Unsure what to write about, I decided to play Newsletter Tarot this week. I have a deck of notecards and on each one is a lesson learned, an idea, or a story. Someday I might figure out a way to string them together into a book, but for now they sit in my desk drawer. Twice now, I’ve pulled them from the back of that drawer, shuffled them as if they were a deck of cards and pulled one out with the idea that this would be my topic for the week. Today’s card has two ideas – technically – though they are clearly related.
“Pay attention to organizational culture.
Strategic planning as a way to impact (culture).”
Right after I pulled that card, I had a call with a coaching client and, you guessed it, we spent much of our time talking about the interplay between a new policy and the organizational culture. You might also guess that this organization is experiencing what Peter Drucker meant when he coined the phrase, “culture eats strategy for breakfast.”
Margaret J. Wheatley describes culture this way, “I can’t think of any organization that isn’t deeply patterned with self-similar behaviors evident everywhere. I’m often struck by eerily similar behaviors exhibited by people in an organization, whether I’m meeting with a factory floor employee or a senior executive. I might detect a recurring penchant for secrecy, or for openness, for name-calling, or for thoughtfulness. These recurring patterns of behavior are what many call the culture of an organization.” (Emphases mine.)
“Deeply patterned with self-similar behaviors” is a phrase that resonates with me. It reaches back to a quote I like that turns out not to be from Aristotle (see Quote of the Week) “Excellence, then, is not an act, but a habit.” If we want our organizations to be open and collaborative we have to practice openness and collaboration – everyone of us, repeatedly – about all sorts of things that are often uncomfortable to talk about and difficult to collaborate on. If we say we want our organization to be one that values diversity in opinions, experiences, and backgrounds, we have to act in ways that actually create space for difference and disagreement. And the list goes on, doesn’t it?

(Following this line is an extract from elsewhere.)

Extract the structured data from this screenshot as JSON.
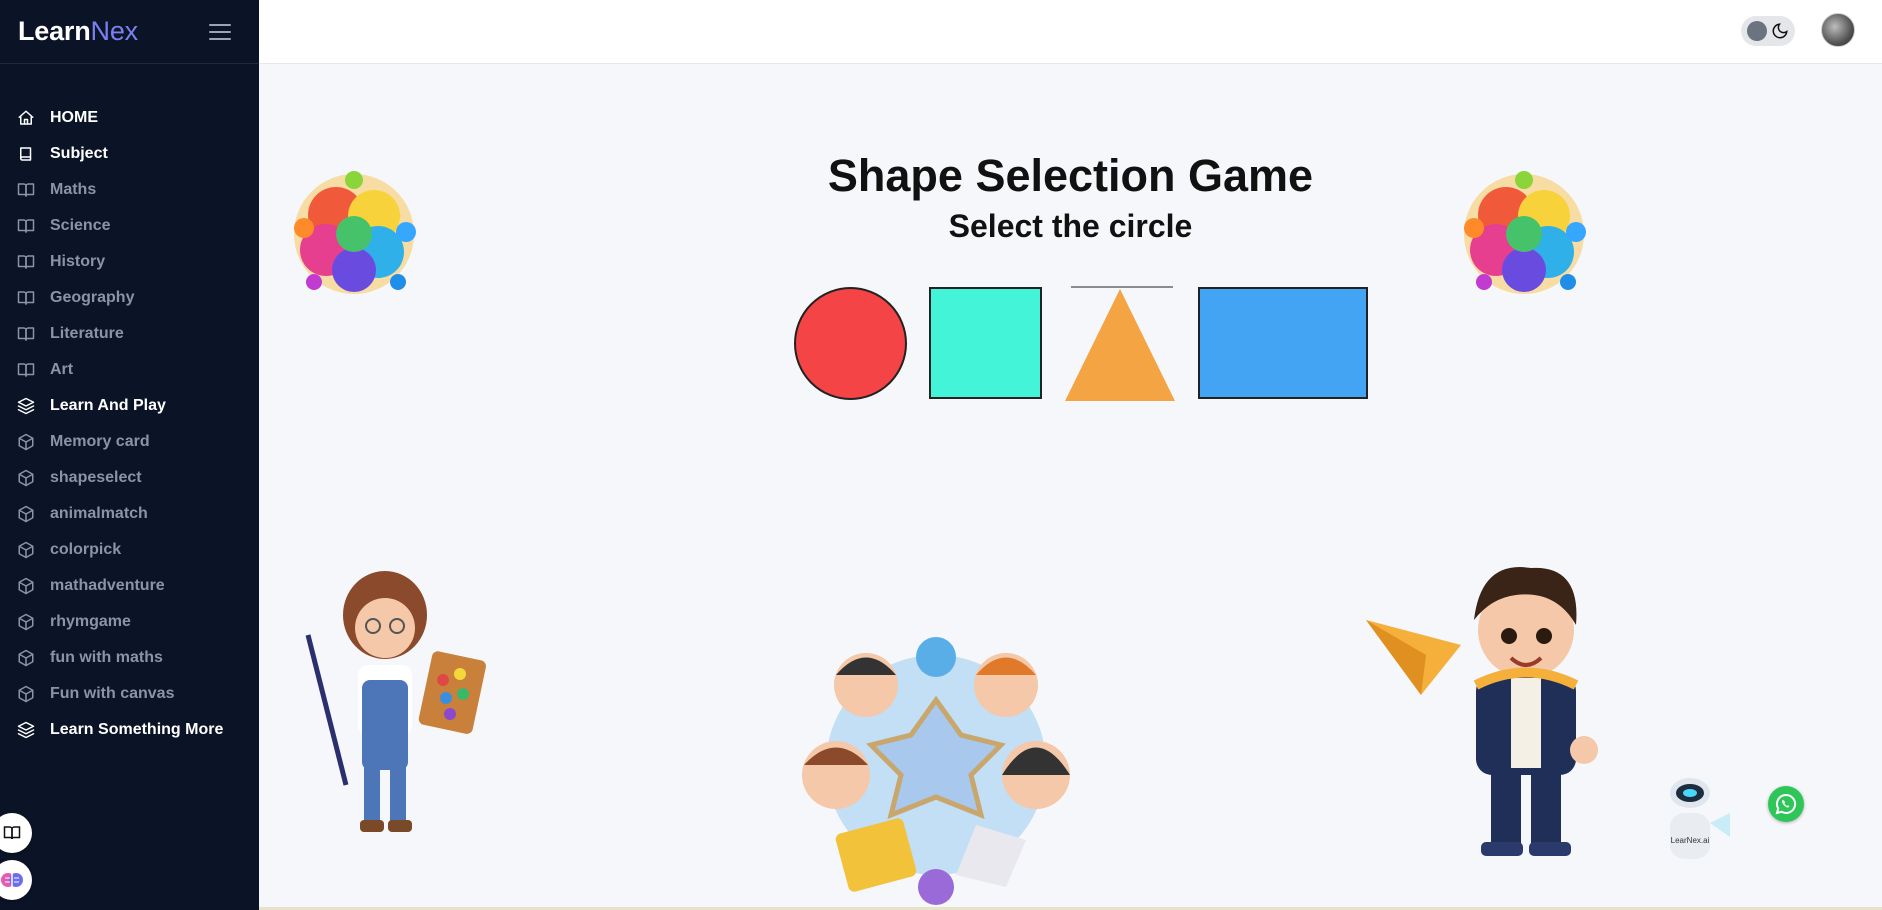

Our patterns, our practices, our habits, all make up the cultures of our organizations – and it’s true everywhere, but especially in complex organizations like higher education, there are multiple cultures within and throughout organizations. Truly effective strategic planning, significant policy change, or organizational redesign must take into account the norms and cultures of the organization. When we don’t do that, we find ourselves facing one more strategic plan that “just sits on the shelf”, one more new policy that causes problems rather than fixing them, and one more “reorg” that creates nothing but turmoil. Understanding our organizational culture isn’t the only ingredient for success, but a misunderstood culture can “eat us for lunch.”
If you’re running into difficulties which a change effort, it might be worth the time to take a step back and see where you are running afoul of an organizational culture. Or these days, maybe what you are experiencing is a culture that is changing around you as everyone copes with the effects of a global pandemic and changed perspectives about the ways we work together. Whatever version of resistance, challenge or difficulty you are experiencing right now, it’s worth checking in with the culture and seeing just what’s on your breakfast menu.
PS – No, I didn’t write about the second part of my notecard – strategic planning as a culture driver. I do believe in that, but we’ll save that for another time. GP